Each record should be given back exactly, with none missing.

START TASK DATA

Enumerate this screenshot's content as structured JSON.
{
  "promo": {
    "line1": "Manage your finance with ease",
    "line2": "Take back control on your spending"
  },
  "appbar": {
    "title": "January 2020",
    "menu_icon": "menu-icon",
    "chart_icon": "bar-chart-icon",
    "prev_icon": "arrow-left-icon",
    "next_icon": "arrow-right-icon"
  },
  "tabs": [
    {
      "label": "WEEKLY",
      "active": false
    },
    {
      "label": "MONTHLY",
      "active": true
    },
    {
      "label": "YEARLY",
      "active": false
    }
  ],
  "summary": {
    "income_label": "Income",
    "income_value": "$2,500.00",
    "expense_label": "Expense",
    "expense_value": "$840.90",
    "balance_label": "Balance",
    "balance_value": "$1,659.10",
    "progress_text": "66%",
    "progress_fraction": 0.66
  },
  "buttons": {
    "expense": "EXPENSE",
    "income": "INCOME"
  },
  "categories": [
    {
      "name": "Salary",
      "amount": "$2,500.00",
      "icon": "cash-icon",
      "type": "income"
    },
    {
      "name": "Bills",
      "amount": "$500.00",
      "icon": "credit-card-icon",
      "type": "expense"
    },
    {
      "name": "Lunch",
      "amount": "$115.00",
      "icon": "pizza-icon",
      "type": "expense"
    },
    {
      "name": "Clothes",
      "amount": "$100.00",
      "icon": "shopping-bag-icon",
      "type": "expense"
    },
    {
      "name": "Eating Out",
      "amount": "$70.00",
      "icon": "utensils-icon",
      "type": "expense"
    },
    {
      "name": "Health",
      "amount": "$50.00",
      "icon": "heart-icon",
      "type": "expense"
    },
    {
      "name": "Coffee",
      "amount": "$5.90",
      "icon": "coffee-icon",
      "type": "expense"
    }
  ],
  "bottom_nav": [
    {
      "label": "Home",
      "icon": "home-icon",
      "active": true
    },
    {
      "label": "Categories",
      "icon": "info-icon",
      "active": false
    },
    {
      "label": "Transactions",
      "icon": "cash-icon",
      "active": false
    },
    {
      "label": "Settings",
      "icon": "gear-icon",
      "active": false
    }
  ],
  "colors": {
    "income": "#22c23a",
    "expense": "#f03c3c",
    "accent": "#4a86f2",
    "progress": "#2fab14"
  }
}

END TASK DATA

WRITTEN RESPONSE |
Enumerate this screenshot's content as structured JSON.
{
  "promo": {
    "line1": "Manage your finance with ease",
    "line2": "Take back control on your spending"
  },
  "appbar": {
    "title": "January 2020",
    "menu_icon": "menu-icon",
    "chart_icon": "bar-chart-icon",
    "prev_icon": "arrow-left-icon",
    "next_icon": "arrow-right-icon"
  },
  "tabs": [
    {
      "label": "WEEKLY",
      "active": false
    },
    {
      "label": "MONTHLY",
      "active": true
    },
    {
      "label": "YEARLY",
      "active": false
    }
  ],
  "summary": {
    "income_label": "Income",
    "income_value": "$2,500.00",
    "expense_label": "Expense",
    "expense_value": "$840.90",
    "balance_label": "Balance",
    "balance_value": "$1,659.10",
    "progress_text": "66%",
    "progress_fraction": 0.66
  },
  "buttons": {
    "expense": "EXPENSE",
    "income": "INCOME"
  },
  "categories": [
    {
      "name": "Salary",
      "amount": "$2,500.00",
      "icon": "cash-icon",
      "type": "income"
    },
    {
      "name": "Bills",
      "amount": "$500.00",
      "icon": "credit-card-icon",
      "type": "expense"
    },
    {
      "name": "Lunch",
      "amount": "$115.00",
      "icon": "pizza-icon",
      "type": "expense"
    },
    {
      "name": "Clothes",
      "amount": "$100.00",
      "icon": "shopping-bag-icon",
      "type": "expense"
    },
    {
      "name": "Eating Out",
      "amount": "$70.00",
      "icon": "utensils-icon",
      "type": "expense"
    },
    {
      "name": "Health",
      "amount": "$50.00",
      "icon": "heart-icon",
      "type": "expense"
    },
    {
      "name": "Coffee",
      "amount": "$5.90",
      "icon": "coffee-icon",
      "type": "expense"
    }
  ],
  "bottom_nav": [
    {
      "label": "Home",
      "icon": "home-icon",
      "active": true
    },
    {
      "label": "Categories",
      "icon": "info-icon",
      "active": false
    },
    {
      "label": "Transactions",
      "icon": "cash-icon",
      "active": false
    },
    {
      "label": "Settings",
      "icon": "gear-icon",
      "active": false
    }
  ],
  "colors": {
    "income": "#22c23a",
    "expense": "#f03c3c",
    "accent": "#4a86f2",
    "progress": "#2fab14"
  }
}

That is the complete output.